-------- Data

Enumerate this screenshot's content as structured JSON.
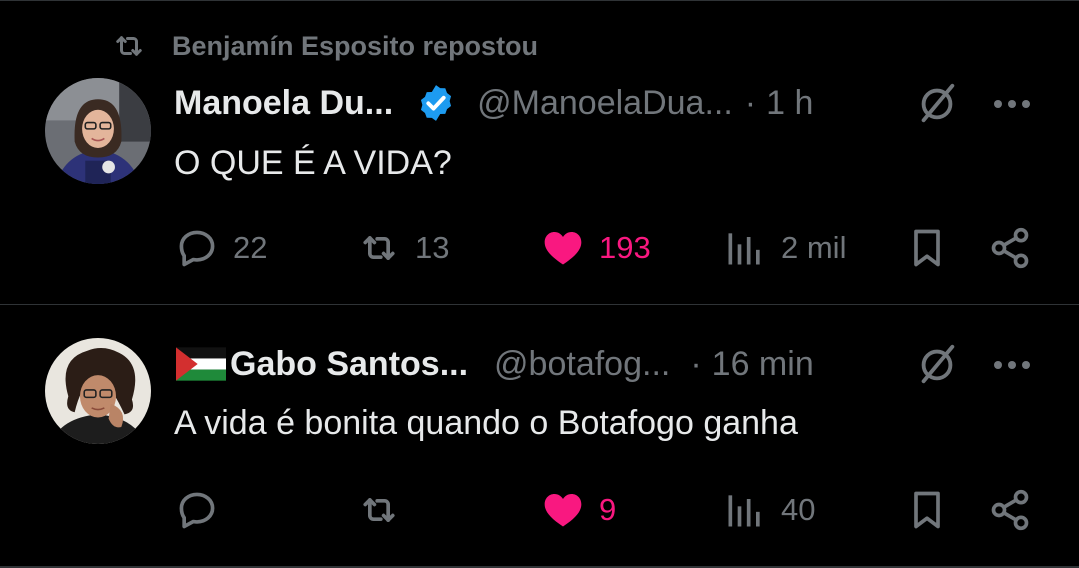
{
  "repost_banner": {
    "text": "Benjamín Esposito repostou"
  },
  "posts": [
    {
      "display_name": "Manoela Du...",
      "verified": true,
      "handle": "@ManoelaDua...",
      "separator": "·",
      "time": "1 h",
      "text": "O QUE É A VIDA?",
      "replies": "22",
      "reposts": "13",
      "likes": "193",
      "views": "2 mil"
    },
    {
      "display_name": "Gabo Santos...",
      "flag": "palestine-flag",
      "handle": "@botafog...",
      "separator": "·",
      "time": "16 min",
      "text": "A vida é bonita quando o Botafogo ganha",
      "replies": "",
      "reposts": "",
      "likes": "9",
      "views": "40"
    }
  ],
  "colors": {
    "background": "#000000",
    "primary_text": "#e7e9ea",
    "secondary_text": "#71767b",
    "like_pink": "#f91880",
    "verified_blue": "#1d9bf0",
    "divider": "#2f3336"
  },
  "icons": [
    "repost-icon",
    "verified-badge-icon",
    "grok-icon",
    "more-icon",
    "reply-icon",
    "heart-icon",
    "views-icon",
    "bookmark-icon",
    "share-icon"
  ]
}
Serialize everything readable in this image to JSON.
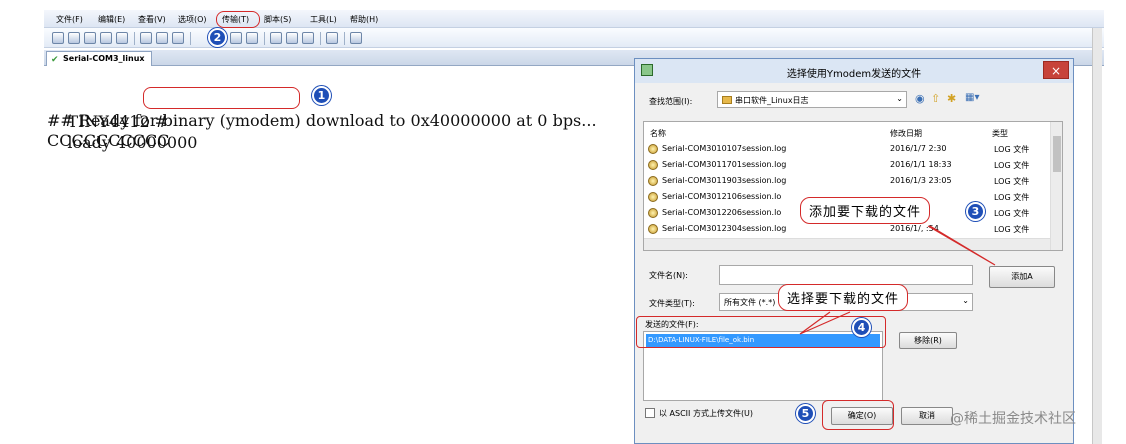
{
  "menu": {
    "items": [
      "文件(F)",
      "编辑(E)",
      "查看(V)",
      "选项(O)",
      "传输(T)",
      "脚本(S)",
      "工具(L)",
      "帮助(H)"
    ]
  },
  "tab": {
    "label": "Serial-COM3_linux"
  },
  "terminal": {
    "prompt": "TINY4412 #",
    "command": "loady 40000000",
    "line2": "## Ready for binary (ymodem) download to 0x40000000 at 0 bps...",
    "line3": "CCCCCCCCCC"
  },
  "dialog": {
    "title": "选择使用Ymodem发送的文件",
    "close": "×",
    "look_in_label": "查找范围(I):",
    "look_in_value": "串口软件_Linux日志",
    "columns": {
      "name": "名称",
      "modified": "修改日期",
      "type": "类型"
    },
    "files": [
      {
        "name": "Serial-COM3010107session.log",
        "modified": "2016/1/7 2:30",
        "type": "LOG 文件"
      },
      {
        "name": "Serial-COM3011701session.log",
        "modified": "2016/1/1 18:33",
        "type": "LOG 文件"
      },
      {
        "name": "Serial-COM3011903session.log",
        "modified": "2016/1/3 23:05",
        "type": "LOG 文件"
      },
      {
        "name": "Serial-COM3012106session.lo",
        "modified": "",
        "type": "LOG 文件"
      },
      {
        "name": "Serial-COM3012206session.lo",
        "modified": "",
        "type": "LOG 文件"
      },
      {
        "name": "Serial-COM3012304session.log",
        "modified": "2016/1/, :54",
        "type": "LOG 文件"
      }
    ],
    "filename_label": "文件名(N):",
    "filename_value": "",
    "filetype_label": "文件类型(T):",
    "filetype_value": "所有文件 (*.*)",
    "add_button": "添加A",
    "send_files_label": "发送的文件(F):",
    "send_files": [
      "D:\\DATA-LINUX-FILE\\file_ok.bin"
    ],
    "remove_button": "移除(R)",
    "ascii_checkbox": "以 ASCII 方式上传文件(U)",
    "ok_button": "确定(O)",
    "cancel_button": "取消"
  },
  "annotations": {
    "callout3": "添加要下载的文件",
    "callout4": "选择要下载的文件",
    "badges": [
      "1",
      "2",
      "3",
      "4",
      "5"
    ]
  },
  "watermark": "@稀土掘金技术社区"
}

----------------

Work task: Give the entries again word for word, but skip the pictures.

Task response:
Enumerate this screenshot's content as structured JSON.
{
  "repost_banner": {
    "text": "Benjamín Esposito repostou"
  },
  "posts": [
    {
      "display_name": "Manoela Du...",
      "verified": true,
      "handle": "@ManoelaDua...",
      "separator": "·",
      "time": "1 h",
      "text": "O QUE É A VIDA?",
      "replies": "22",
      "reposts": "13",
      "likes": "193",
      "views": "2 mil"
    },
    {
      "display_name": "Gabo Santos...",
      "flag": "palestine-flag",
      "handle": "@botafog...",
      "separator": "·",
      "time": "16 min",
      "text": "A vida é bonita quando o Botafogo ganha",
      "replies": "",
      "reposts": "",
      "likes": "9",
      "views": "40"
    }
  ],
  "colors": {
    "background": "#000000",
    "primary_text": "#e7e9ea",
    "secondary_text": "#71767b",
    "like_pink": "#f91880",
    "verified_blue": "#1d9bf0",
    "divider": "#2f3336"
  },
  "icons": [
    "repost-icon",
    "verified-badge-icon",
    "grok-icon",
    "more-icon",
    "reply-icon",
    "heart-icon",
    "views-icon",
    "bookmark-icon",
    "share-icon"
  ]
}
Serialize everything readable in this image to JSON.
{
  "menu": {
    "items": [
      "文件(F)",
      "编辑(E)",
      "查看(V)",
      "选项(O)",
      "传输(T)",
      "脚本(S)",
      "工具(L)",
      "帮助(H)"
    ]
  },
  "tab": {
    "label": "Serial-COM3_linux"
  },
  "terminal": {
    "prompt": "TINY4412 #",
    "command": "loady 40000000",
    "line2": "## Ready for binary (ymodem) download to 0x40000000 at 0 bps...",
    "line3": "CCCCCCCCCC"
  },
  "dialog": {
    "title": "选择使用Ymodem发送的文件",
    "close": "×",
    "look_in_label": "查找范围(I):",
    "look_in_value": "串口软件_Linux日志",
    "columns": {
      "name": "名称",
      "modified": "修改日期",
      "type": "类型"
    },
    "files": [
      {
        "name": "Serial-COM3010107session.log",
        "modified": "2016/1/7 2:30",
        "type": "LOG 文件"
      },
      {
        "name": "Serial-COM3011701session.log",
        "modified": "2016/1/1 18:33",
        "type": "LOG 文件"
      },
      {
        "name": "Serial-COM3011903session.log",
        "modified": "2016/1/3 23:05",
        "type": "LOG 文件"
      },
      {
        "name": "Serial-COM3012106session.lo",
        "modified": "",
        "type": "LOG 文件"
      },
      {
        "name": "Serial-COM3012206session.lo",
        "modified": "",
        "type": "LOG 文件"
      },
      {
        "name": "Serial-COM3012304session.log",
        "modified": "2016/1/, :54",
        "type": "LOG 文件"
      }
    ],
    "filename_label": "文件名(N):",
    "filename_value": "",
    "filetype_label": "文件类型(T):",
    "filetype_value": "所有文件 (*.*)",
    "add_button": "添加A",
    "send_files_label": "发送的文件(F):",
    "send_files": [
      "D:\\DATA-LINUX-FILE\\file_ok.bin"
    ],
    "remove_button": "移除(R)",
    "ascii_checkbox": "以 ASCII 方式上传文件(U)",
    "ok_button": "确定(O)",
    "cancel_button": "取消"
  },
  "annotations": {
    "callout3": "添加要下载的文件",
    "callout4": "选择要下载的文件",
    "badges": [
      "1",
      "2",
      "3",
      "4",
      "5"
    ]
  },
  "watermark": "@稀土掘金技术社区"
}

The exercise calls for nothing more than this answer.